If we are to find such forgiveness, if we are to live together - perpetrators and victims - in a peaceful present, we must break free of the cycle of violence that holds us in its thrall. And, that requires facing the sometimes hard truths that must precede reconciliation. Such remembrance, thoughtfully embraced, can yield remarkable reconciliation, as it has in South Africa, Chile, and post-communist Europe. When, however, the truth of past injustice is swept under the rug – as in the former Yugoslavia, in Israel/Palestine, or pre-1960s America – it produces the sorts of explosions Langston Hughes had so very much in mind.
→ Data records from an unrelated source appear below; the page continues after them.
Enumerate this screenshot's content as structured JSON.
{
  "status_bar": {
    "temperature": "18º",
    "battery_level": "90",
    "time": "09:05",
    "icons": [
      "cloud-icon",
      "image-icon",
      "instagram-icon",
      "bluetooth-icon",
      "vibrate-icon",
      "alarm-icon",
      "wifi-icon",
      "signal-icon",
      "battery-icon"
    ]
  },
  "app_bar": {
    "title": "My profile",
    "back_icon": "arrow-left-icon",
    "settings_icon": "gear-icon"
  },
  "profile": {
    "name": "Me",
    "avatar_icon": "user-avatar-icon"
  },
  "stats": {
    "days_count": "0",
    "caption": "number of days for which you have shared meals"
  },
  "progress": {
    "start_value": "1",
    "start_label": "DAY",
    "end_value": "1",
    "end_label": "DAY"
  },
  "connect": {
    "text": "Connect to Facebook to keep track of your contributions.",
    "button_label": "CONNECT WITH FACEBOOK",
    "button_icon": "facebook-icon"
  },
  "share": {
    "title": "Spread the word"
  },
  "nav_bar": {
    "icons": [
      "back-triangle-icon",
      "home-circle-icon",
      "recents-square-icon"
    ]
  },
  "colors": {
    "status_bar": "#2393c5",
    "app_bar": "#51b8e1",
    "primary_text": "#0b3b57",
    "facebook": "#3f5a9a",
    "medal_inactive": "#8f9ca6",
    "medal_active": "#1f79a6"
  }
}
No, forgiveness does not mean forgetting. We are called, rather, to remember…to never forget the sting of the pain and the injustice visited upon us… so that we do not visit it upon others. Jews, in particular, have been called to remember the Exodus we have been recalling these many weeks and again this morning…to remember that they – that we - were once slaves in Egypt, to remember to be hospitable to the fellow sojourners in our midst. And, in remembering the horrors of the Holocaust, they and we are all called to live into the meaning of those two words – Never again! Never again…not for us…or anyone. It is a vow that is being sorely tested in the Holy Land this very week as Israelis and Palestinians, Christians, Jews, and Muslims confront yet another round in the seemingly unending tit-for-tat, eye-for-eye, tooth-for-tooth cycle of violence. It is a situation that cries to heaven for mutual forgiveness, for justice, reconciliation, and peace. In a few minutes, we will add our voices to that cry, that rising prayer, as we place this tiny dove of peace on our altar and light its flame of olive oil from the hills of Ephraim that offered Jesus refuge in another time of strife. As we do so, on this somber anniversary, let us seize this moment as the "opportunity for reflection" that Katharine, our Presiding Bishop has called us to. "Have we become," she asks, "more effective reconcilers as a result? Are we more committed to peace-making?" "The greatest memorial to those who died ten years ago," she says, "will be a world more inclined toward peace." "What, she asks, "are you doing to build a living memorial like that?" To Katharine's question, to those of Simon Wiesenthal, of Langston Hughes, of that silent voice in your heart this morning, let me add, let me close, with just one more…from a drunken driver beaten senseless beside a Los Angeles Freeway. In the wake of the acquittal of his attackers, in the midst of the riots that had already taken thirty-five lives, a bewildered, tearful Rodney King asked: "People, I just want to say, you know, can we all get along? Can we get along? Can we stop making it, making it horrible for the older people and the kids?...It's just not right. It's not right. It's not…."